- [Activity]: Pictures aside, write out the data exactly as it reads.

- [Data for review]:
□ □ □
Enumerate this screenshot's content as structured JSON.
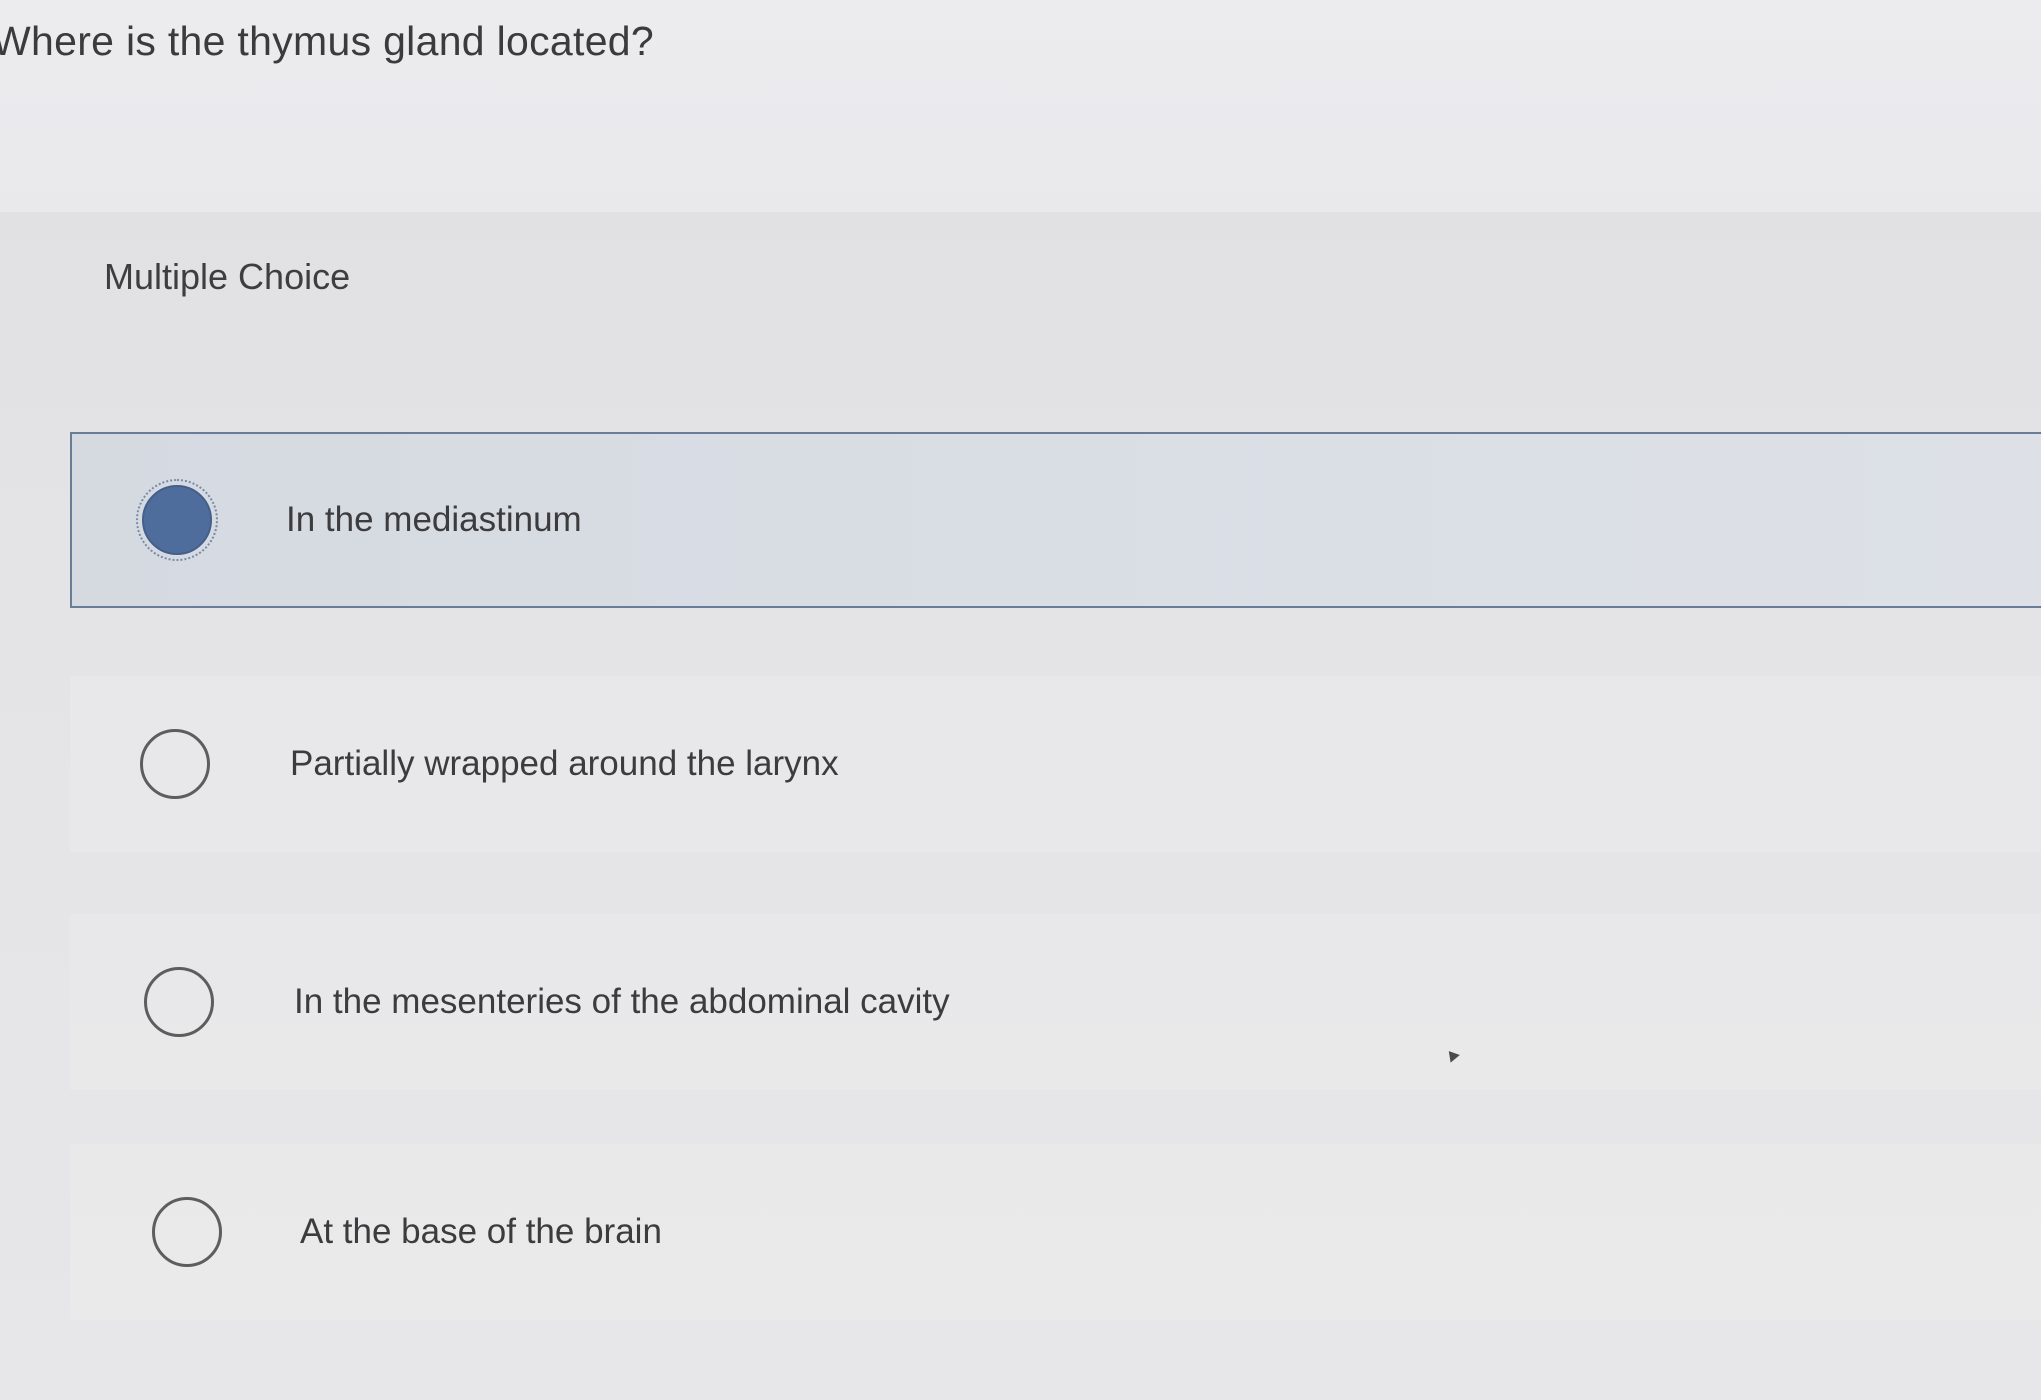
{
  "question": {
    "text": "Where is the thymus gland located?"
  },
  "question_type": "Multiple Choice",
  "options": [
    {
      "label": "In the mediastinum",
      "selected": true
    },
    {
      "label": "Partially wrapped around the larynx",
      "selected": false
    },
    {
      "label": "In the mesenteries of the abdominal cavity",
      "selected": false
    },
    {
      "label": "At the base of the brain",
      "selected": false
    }
  ],
  "colors": {
    "background": "#e8e8ea",
    "selected_fill": "#d9dee5",
    "selected_border": "#6a7c96",
    "radio_selected": "#4f6d9c",
    "text": "#3c3c3e"
  }
}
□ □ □
- [Written answer]:
Enumerate this screenshot's content as structured JSON.
{
  "question": {
    "text": "Where is the thymus gland located?"
  },
  "question_type": "Multiple Choice",
  "options": [
    {
      "label": "In the mediastinum",
      "selected": true
    },
    {
      "label": "Partially wrapped around the larynx",
      "selected": false
    },
    {
      "label": "In the mesenteries of the abdominal cavity",
      "selected": false
    },
    {
      "label": "At the base of the brain",
      "selected": false
    }
  ],
  "colors": {
    "background": "#e8e8ea",
    "selected_fill": "#d9dee5",
    "selected_border": "#6a7c96",
    "radio_selected": "#4f6d9c",
    "text": "#3c3c3e"
  }
}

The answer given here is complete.